Task description
Make an exact copy of the records below, leaving every image out.

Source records
__________________________________________________
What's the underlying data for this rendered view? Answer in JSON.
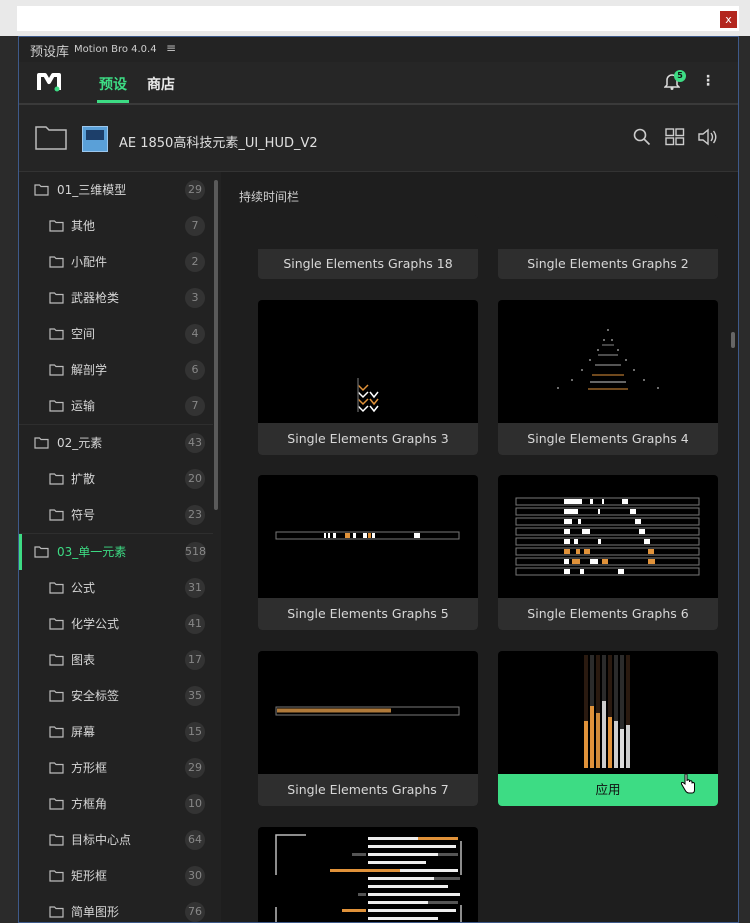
{
  "window": {
    "close_label": "x",
    "title_cn": "预设库",
    "title_en": "Motion Bro 4.0.4",
    "menu_glyph": "≡"
  },
  "nav": {
    "tabs": [
      {
        "label": "预设",
        "active": true
      },
      {
        "label": "商店",
        "active": false
      }
    ],
    "notification_count": "5",
    "more_glyph": "⋮"
  },
  "path": {
    "pack_name": "AE 1850高科技元素_UI_HUD_V2"
  },
  "sidebar": {
    "items": [
      {
        "label": "01_三维模型",
        "count": "29",
        "level": 0
      },
      {
        "label": "其他",
        "count": "7",
        "level": 1
      },
      {
        "label": "小配件",
        "count": "2",
        "level": 1
      },
      {
        "label": "武器枪类",
        "count": "3",
        "level": 1
      },
      {
        "label": "空间",
        "count": "4",
        "level": 1
      },
      {
        "label": "解剖学",
        "count": "6",
        "level": 1
      },
      {
        "label": "运输",
        "count": "7",
        "level": 1
      },
      {
        "label": "02_元素",
        "count": "43",
        "level": 0
      },
      {
        "label": "扩散",
        "count": "20",
        "level": 1
      },
      {
        "label": "符号",
        "count": "23",
        "level": 1
      },
      {
        "label": "03_单一元素",
        "count": "518",
        "level": 0,
        "active": true
      },
      {
        "label": "公式",
        "count": "31",
        "level": 1
      },
      {
        "label": "化学公式",
        "count": "41",
        "level": 1
      },
      {
        "label": "图表",
        "count": "17",
        "level": 1
      },
      {
        "label": "安全标签",
        "count": "35",
        "level": 1
      },
      {
        "label": "屏幕",
        "count": "15",
        "level": 1
      },
      {
        "label": "方形框",
        "count": "29",
        "level": 1
      },
      {
        "label": "方框角",
        "count": "10",
        "level": 1
      },
      {
        "label": "目标中心点",
        "count": "64",
        "level": 1
      },
      {
        "label": "矩形框",
        "count": "30",
        "level": 1
      },
      {
        "label": "简单图形",
        "count": "76",
        "level": 1
      }
    ]
  },
  "content": {
    "section_title": "持续时间栏",
    "cards": [
      {
        "label": "Single Elements Graphs 18"
      },
      {
        "label": "Single Elements Graphs 2"
      },
      {
        "label": "Single Elements Graphs 3"
      },
      {
        "label": "Single Elements Graphs 4"
      },
      {
        "label": "Single Elements Graphs 5"
      },
      {
        "label": "Single Elements Graphs 6"
      },
      {
        "label": "Single Elements Graphs 7"
      },
      {
        "label": "应用"
      },
      {
        "label": ""
      }
    ]
  },
  "colors": {
    "accent": "#3ddc84",
    "orange": "#e0923a",
    "panel_border": "#3e5a8a"
  }
}
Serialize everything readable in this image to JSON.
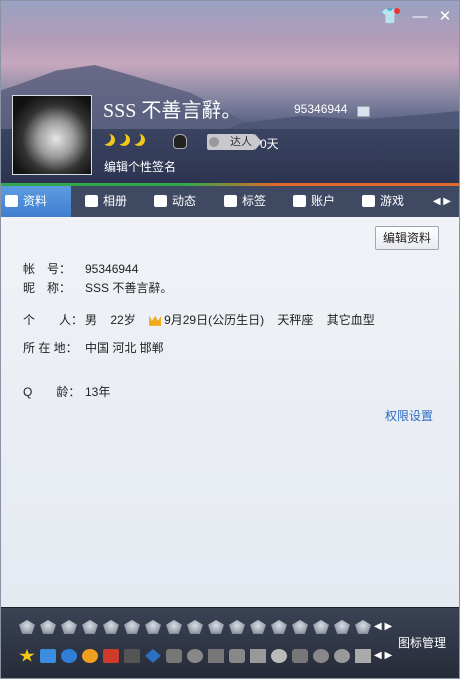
{
  "window": {
    "skin_icon": "shirt-icon",
    "minimize_glyph": "—",
    "close_glyph": "✕",
    "accent": "#3f7fd0"
  },
  "profile": {
    "nickname": "SSS 不善言辭。",
    "qq_number": "95346944",
    "talent_label": "达人",
    "days": "0天",
    "signature_placeholder": "编辑个性签名"
  },
  "tabs": [
    {
      "label": "资料",
      "icon": "id-card-icon",
      "active": true
    },
    {
      "label": "相册",
      "icon": "photo-icon",
      "active": false
    },
    {
      "label": "动态",
      "icon": "feed-icon",
      "active": false
    },
    {
      "label": "标签",
      "icon": "bookmark-icon",
      "active": false
    },
    {
      "label": "账户",
      "icon": "briefcase-icon",
      "active": false
    },
    {
      "label": "游戏",
      "icon": "game-icon",
      "active": false
    }
  ],
  "content": {
    "edit_button": "编辑资料",
    "account": {
      "label": "帐　号：",
      "value": "95346944"
    },
    "nick": {
      "label": "昵　称：",
      "value": "SSS 不善言辭。"
    },
    "person": {
      "label": "个　　人：",
      "gender": "男",
      "age": "22岁",
      "birthday": "9月29日(公历生日)",
      "zodiac": "天秤座",
      "blood": "其它血型"
    },
    "location": {
      "label": "所 在 地：",
      "value": "中国 河北 邯郸"
    },
    "qage": {
      "label": "Q　　龄：",
      "value": "13年"
    },
    "permissions": "权限设置"
  },
  "bottom": {
    "icon_manage": "图标管理"
  }
}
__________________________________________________
Response for this exercise
What's the underlying data for this rendered view? Answer in JSON.
{
  "window": {
    "close_label": "x",
    "title_cn": "预设库",
    "title_en": "Motion Bro 4.0.4",
    "menu_glyph": "≡"
  },
  "nav": {
    "tabs": [
      {
        "label": "预设",
        "active": true
      },
      {
        "label": "商店",
        "active": false
      }
    ],
    "notification_count": "5",
    "more_glyph": "⋮"
  },
  "path": {
    "pack_name": "AE 1850高科技元素_UI_HUD_V2"
  },
  "sidebar": {
    "items": [
      {
        "label": "01_三维模型",
        "count": "29",
        "level": 0
      },
      {
        "label": "其他",
        "count": "7",
        "level": 1
      },
      {
        "label": "小配件",
        "count": "2",
        "level": 1
      },
      {
        "label": "武器枪类",
        "count": "3",
        "level": 1
      },
      {
        "label": "空间",
        "count": "4",
        "level": 1
      },
      {
        "label": "解剖学",
        "count": "6",
        "level": 1
      },
      {
        "label": "运输",
        "count": "7",
        "level": 1
      },
      {
        "label": "02_元素",
        "count": "43",
        "level": 0
      },
      {
        "label": "扩散",
        "count": "20",
        "level": 1
      },
      {
        "label": "符号",
        "count": "23",
        "level": 1
      },
      {
        "label": "03_单一元素",
        "count": "518",
        "level": 0,
        "active": true
      },
      {
        "label": "公式",
        "count": "31",
        "level": 1
      },
      {
        "label": "化学公式",
        "count": "41",
        "level": 1
      },
      {
        "label": "图表",
        "count": "17",
        "level": 1
      },
      {
        "label": "安全标签",
        "count": "35",
        "level": 1
      },
      {
        "label": "屏幕",
        "count": "15",
        "level": 1
      },
      {
        "label": "方形框",
        "count": "29",
        "level": 1
      },
      {
        "label": "方框角",
        "count": "10",
        "level": 1
      },
      {
        "label": "目标中心点",
        "count": "64",
        "level": 1
      },
      {
        "label": "矩形框",
        "count": "30",
        "level": 1
      },
      {
        "label": "简单图形",
        "count": "76",
        "level": 1
      }
    ]
  },
  "content": {
    "section_title": "持续时间栏",
    "cards": [
      {
        "label": "Single Elements Graphs 18"
      },
      {
        "label": "Single Elements Graphs 2"
      },
      {
        "label": "Single Elements Graphs 3"
      },
      {
        "label": "Single Elements Graphs 4"
      },
      {
        "label": "Single Elements Graphs 5"
      },
      {
        "label": "Single Elements Graphs 6"
      },
      {
        "label": "Single Elements Graphs 7"
      },
      {
        "label": "应用"
      },
      {
        "label": ""
      }
    ]
  },
  "colors": {
    "accent": "#3ddc84",
    "orange": "#e0923a",
    "panel_border": "#3e5a8a"
  }
}
Serialize everything readable in this image to JSON.
{
  "window": {
    "skin_icon": "shirt-icon",
    "minimize_glyph": "—",
    "close_glyph": "✕",
    "accent": "#3f7fd0"
  },
  "profile": {
    "nickname": "SSS 不善言辭。",
    "qq_number": "95346944",
    "talent_label": "达人",
    "days": "0天",
    "signature_placeholder": "编辑个性签名"
  },
  "tabs": [
    {
      "label": "资料",
      "icon": "id-card-icon",
      "active": true
    },
    {
      "label": "相册",
      "icon": "photo-icon",
      "active": false
    },
    {
      "label": "动态",
      "icon": "feed-icon",
      "active": false
    },
    {
      "label": "标签",
      "icon": "bookmark-icon",
      "active": false
    },
    {
      "label": "账户",
      "icon": "briefcase-icon",
      "active": false
    },
    {
      "label": "游戏",
      "icon": "game-icon",
      "active": false
    }
  ],
  "content": {
    "edit_button": "编辑资料",
    "account": {
      "label": "帐　号：",
      "value": "95346944"
    },
    "nick": {
      "label": "昵　称：",
      "value": "SSS 不善言辭。"
    },
    "person": {
      "label": "个　　人：",
      "gender": "男",
      "age": "22岁",
      "birthday": "9月29日(公历生日)",
      "zodiac": "天秤座",
      "blood": "其它血型"
    },
    "location": {
      "label": "所 在 地：",
      "value": "中国 河北 邯郸"
    },
    "qage": {
      "label": "Q　　龄：",
      "value": "13年"
    },
    "permissions": "权限设置"
  },
  "bottom": {
    "icon_manage": "图标管理"
  }
}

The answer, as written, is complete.